One of my new year’s resolutions is to eat a Mediterranean meal for dinner 275 times this year. I know that 275 sounds pretty weird, but that’s about 75 percent of the time, which I think I can do. Anytime I try to go 100 percent on any sort of lifestyle change, I end up failing miserably. So, my best bet is to try to make a good effort in positive improvement in my life, while leaving myself some wiggle room for chicken fingers and cheeseburgers!
I chose this goal because my doctor recommended the Mediterranean diet to me last year. Of all the different diets out there, this one seems pretty good to me. There are tons of health benefits and I don’t feel super restricted with the food options. Plus, with my iLevel Power Wheelchair, I have fun in the kitchen as I try out new recipes.
What is the Mediterranean Diet?
The basics of the Mediterranean diet are:
Eat regularly: vegetables, fruits, nuts, seeds, legumes, potatoes, whole grains, herbs, spices, seafood, and extra virgin olive oil.
Eat in moderation: poultry, eggs, cheese, and yogurt
Eat rarely: red meat, sugar-sweetened beverages, added sugars, processed meat, refined grains, refined oils, and other highly processed foods.
The hardest part of eating Mediterranean for me is that I hate all seafood and I love sugar and red meat. I am, however, working on trying different types of fish (so far I still hate everything) and cutting back on my sweets and red meats.
Some Changes I’ve Made So Far
Some of the simple switches I’ve made include switching out white pasta for whole wheat pasta or veggie pasta like zoodles. I also switch out white breads/tortillas with whole grains. It was pretty painless to switch to cooking with olive oil more and cut out the butter. Lastly, you’re going to need to just trust me on this one: cauliflower pizza crust is actually not a bad substitute! I was really skeptical and then pleasantly surprised!
I am feeling confident that I’ll be able to reach my goal of eating 275 Mediterranean dinners this year. I got a head start by learning some of the tricks of the diet and some staple recipes at the end of last year. I learned that always having fruits and veggies in the house makes it a lot easier to stick to the diet. So, regular grocery shopping is a must.
Having Variety Keeps Me on Track

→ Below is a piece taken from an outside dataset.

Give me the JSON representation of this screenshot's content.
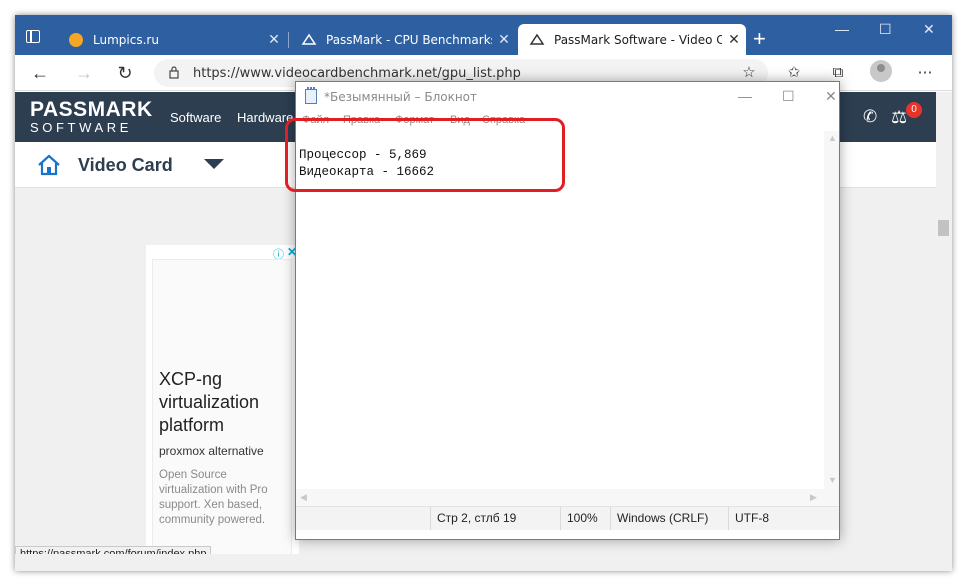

I also learned that it helps to try out different fruits and veggies each week so that I don’t get bored. For example, I thought that the Mediterranean diet meant that I would be eating a ton of salads and that I would be miserable eating the same thing over and over. It turns out that I do eat a lot of salad, but it also turns out that there’s a million different salads out there! As long as I always mix up what fruits and veggies I buy, the salads are always different and I will not get bored. This week I’m having a Greek salad with a chickpea base. Next week, I plan to have a delicious butternut squash salad with spinach, cranberries, goat cheese, and a maple vinaigrette!
Tracking My Progress
In addition to always trying new recipes to keep things exciting, I use a coloring chart to track my progress. It might sound childish, but I find that tracking my goals visually really helps me stay motivated throughout the year and it helps me to see if I am truly meeting my goal. Plus, I get a little satisfaction out of coloring in the box for every day that I meet my goal of eating a Mediterranean meal!
So, here’s to 2022 and my new Mediterranean eating habits! Wish me luck!
About Stephanie Woodward: Stephanie is a brand ambassador advisor for Quantum Rehab® and works as a disability rights activist. She has received many awards for helping communities become more accessible, as well as for her actions in fighting for the rights of disabled individuals as it relates to Medicaid and other support services. Click here to learn more about Stephanie.